Material for this exercise below:

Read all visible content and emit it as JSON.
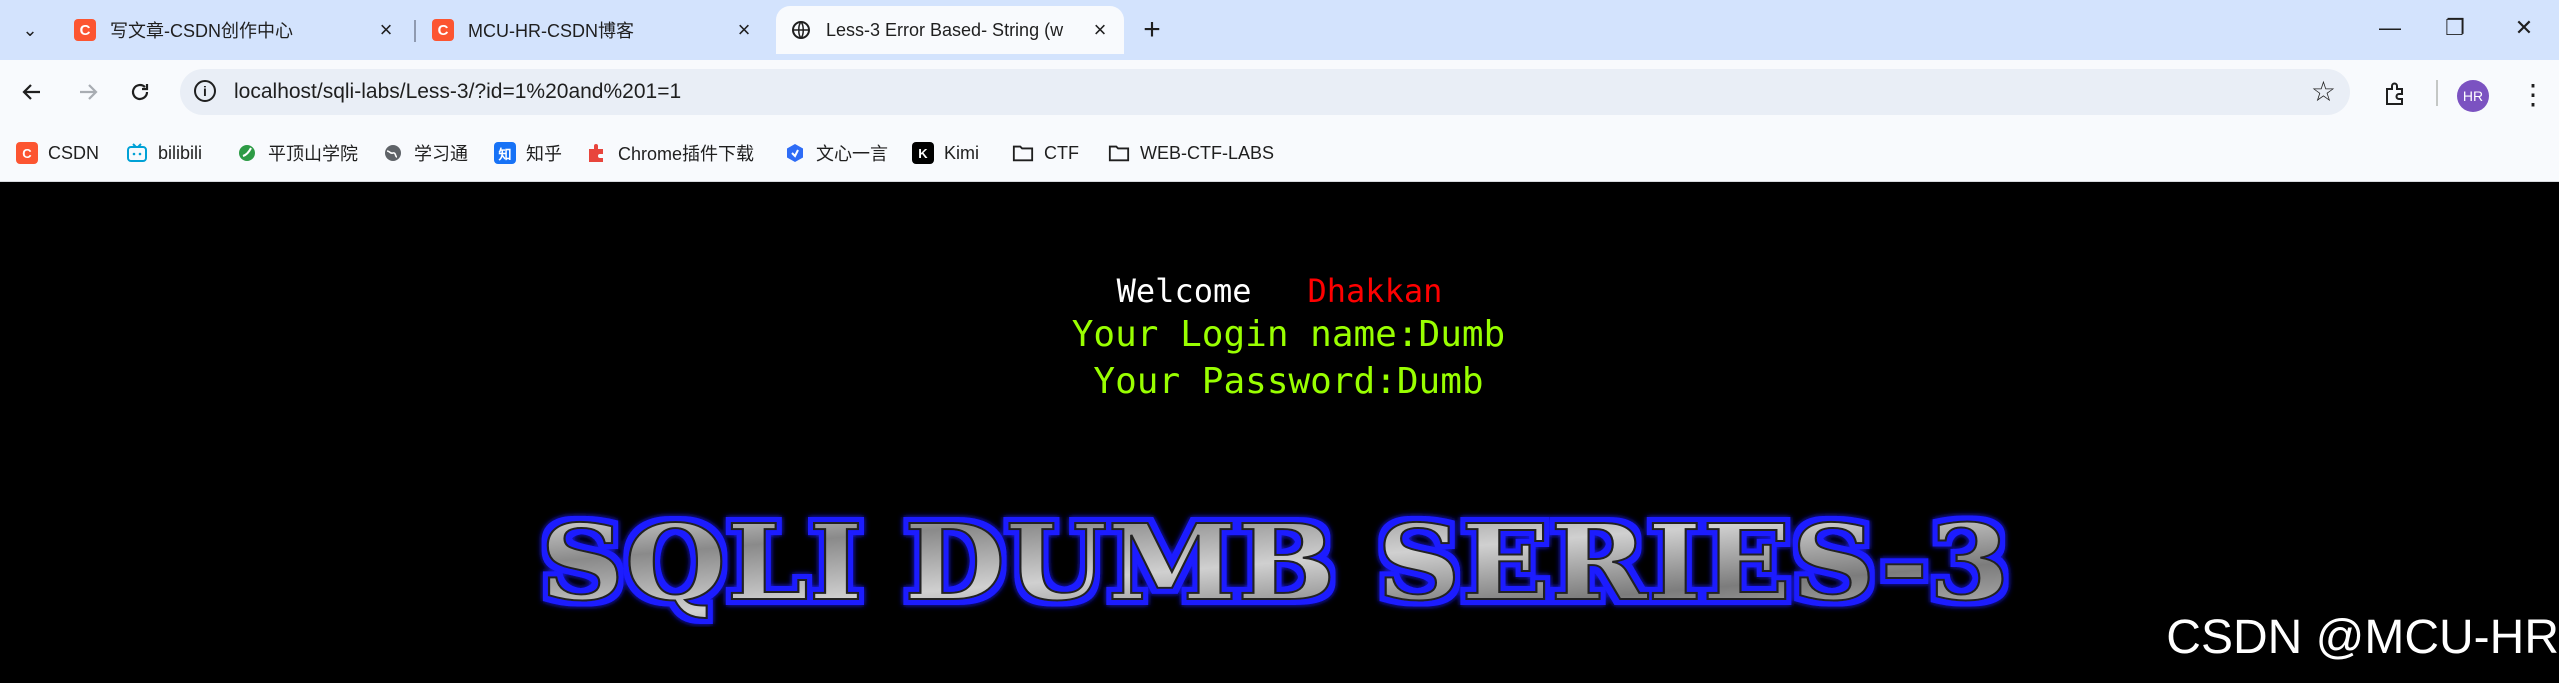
{
  "browser": {
    "tabs": [
      {
        "title": "写文章-CSDN创作中心",
        "favicon": "C",
        "active": false
      },
      {
        "title": "MCU-HR-CSDN博客",
        "favicon": "C",
        "active": false
      },
      {
        "title": "Less-3 Error Based- String (w",
        "favicon": "globe-icon",
        "active": true
      }
    ],
    "new_tab": "+",
    "window": {
      "minimize": "—",
      "restore": "❐",
      "close": "✕"
    },
    "address": {
      "url": "localhost/sqli-labs/Less-3/?id=1%20and%201=1"
    },
    "avatar": "HR",
    "bookmarks": [
      {
        "label": "CSDN",
        "icon": "C",
        "color": "#fc5531"
      },
      {
        "label": "bilibili",
        "icon": "tv",
        "color": "#00a1d6"
      },
      {
        "label": "平顶山学院",
        "icon": "leaf",
        "color": "#2d9b45"
      },
      {
        "label": "学习通",
        "icon": "globe",
        "color": "#5f6368"
      },
      {
        "label": "知乎",
        "icon": "知",
        "color": "#1772f6"
      },
      {
        "label": "Chrome插件下载",
        "icon": "puzzle",
        "color": "#e8453c"
      },
      {
        "label": "文心一言",
        "icon": "hex",
        "color": "#2e6cf6"
      },
      {
        "label": "Kimi",
        "icon": "K",
        "color": "#000000"
      },
      {
        "label": "CTF",
        "icon": "folder",
        "color": "#1f1f1f"
      },
      {
        "label": "WEB-CTF-LABS",
        "icon": "folder",
        "color": "#1f1f1f"
      }
    ]
  },
  "page": {
    "welcome": "Welcome",
    "name": "Dhakkan",
    "login": "Your Login name:Dumb",
    "password": "Your Password:Dumb",
    "banner": "SQLI DUMB SERIES-3",
    "watermark": "CSDN @MCU-HR"
  },
  "colors": {
    "welcome": "#ffffff",
    "name": "#ff0000",
    "info": "#99ff00",
    "banner_glow": "#1a1aff"
  }
}
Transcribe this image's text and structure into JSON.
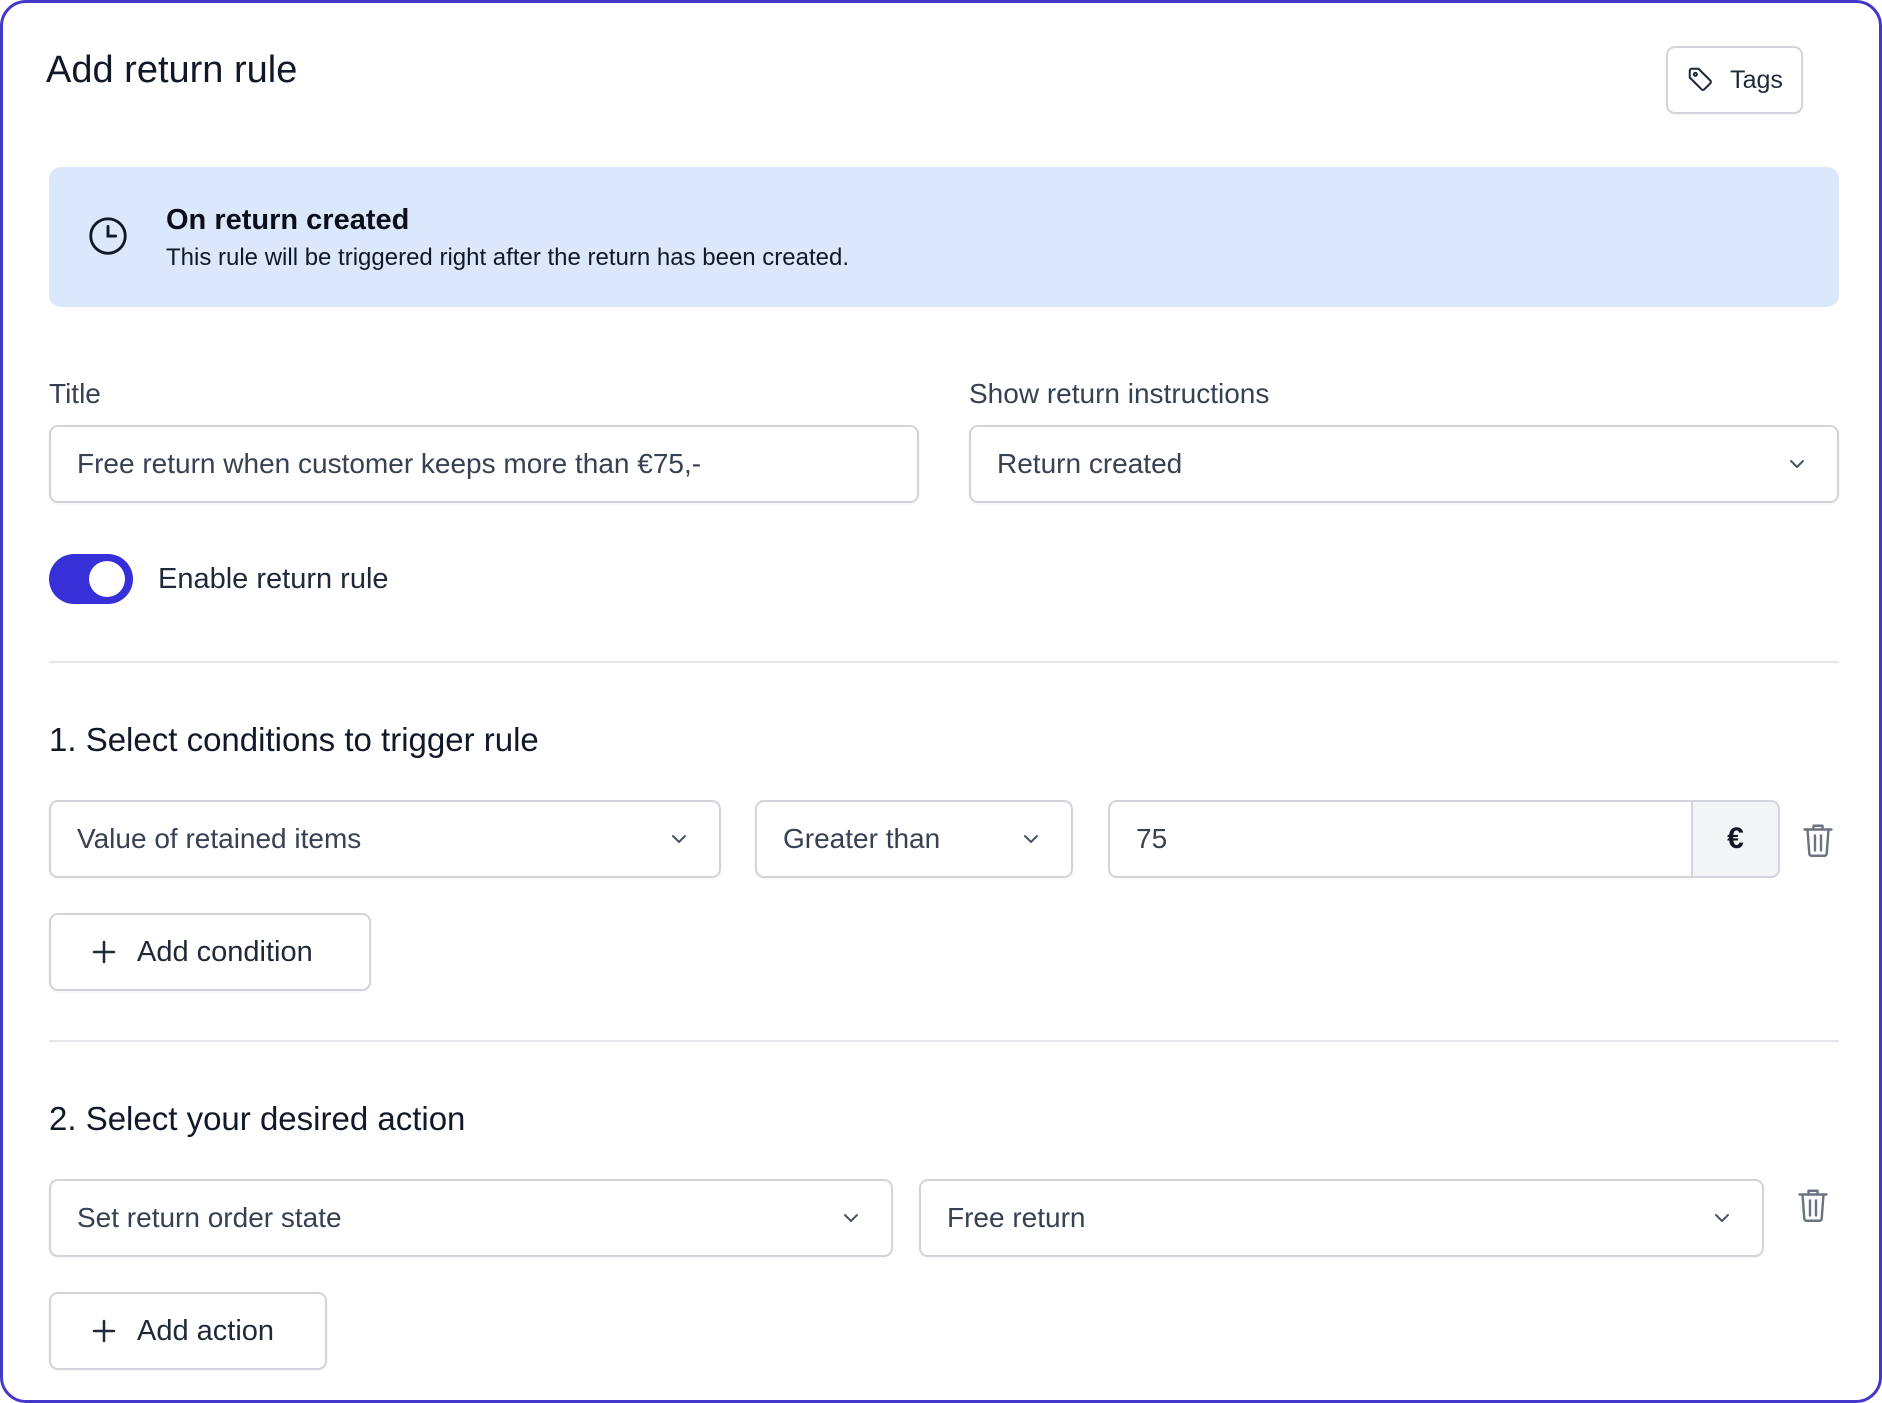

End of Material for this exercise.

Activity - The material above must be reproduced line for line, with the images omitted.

Written response -
Read all visible content and emit it as JSON.
{
  "browser": {
    "tabs": [
      {
        "title": "写文章-CSDN创作中心",
        "favicon": "C",
        "active": false
      },
      {
        "title": "MCU-HR-CSDN博客",
        "favicon": "C",
        "active": false
      },
      {
        "title": "Less-3 Error Based- String (w",
        "favicon": "globe-icon",
        "active": true
      }
    ],
    "new_tab": "+",
    "window": {
      "minimize": "—",
      "restore": "❐",
      "close": "✕"
    },
    "address": {
      "url": "localhost/sqli-labs/Less-3/?id=1%20and%201=1"
    },
    "avatar": "HR",
    "bookmarks": [
      {
        "label": "CSDN",
        "icon": "C",
        "color": "#fc5531"
      },
      {
        "label": "bilibili",
        "icon": "tv",
        "color": "#00a1d6"
      },
      {
        "label": "平顶山学院",
        "icon": "leaf",
        "color": "#2d9b45"
      },
      {
        "label": "学习通",
        "icon": "globe",
        "color": "#5f6368"
      },
      {
        "label": "知乎",
        "icon": "知",
        "color": "#1772f6"
      },
      {
        "label": "Chrome插件下载",
        "icon": "puzzle",
        "color": "#e8453c"
      },
      {
        "label": "文心一言",
        "icon": "hex",
        "color": "#2e6cf6"
      },
      {
        "label": "Kimi",
        "icon": "K",
        "color": "#000000"
      },
      {
        "label": "CTF",
        "icon": "folder",
        "color": "#1f1f1f"
      },
      {
        "label": "WEB-CTF-LABS",
        "icon": "folder",
        "color": "#1f1f1f"
      }
    ]
  },
  "page": {
    "welcome": "Welcome",
    "name": "Dhakkan",
    "login": "Your Login name:Dumb",
    "password": "Your Password:Dumb",
    "banner": "SQLI DUMB SERIES-3",
    "watermark": "CSDN @MCU-HR"
  },
  "colors": {
    "welcome": "#ffffff",
    "name": "#ff0000",
    "info": "#99ff00",
    "banner_glow": "#1a1aff"
  }
}
Transcribe this image's text and structure into JSON.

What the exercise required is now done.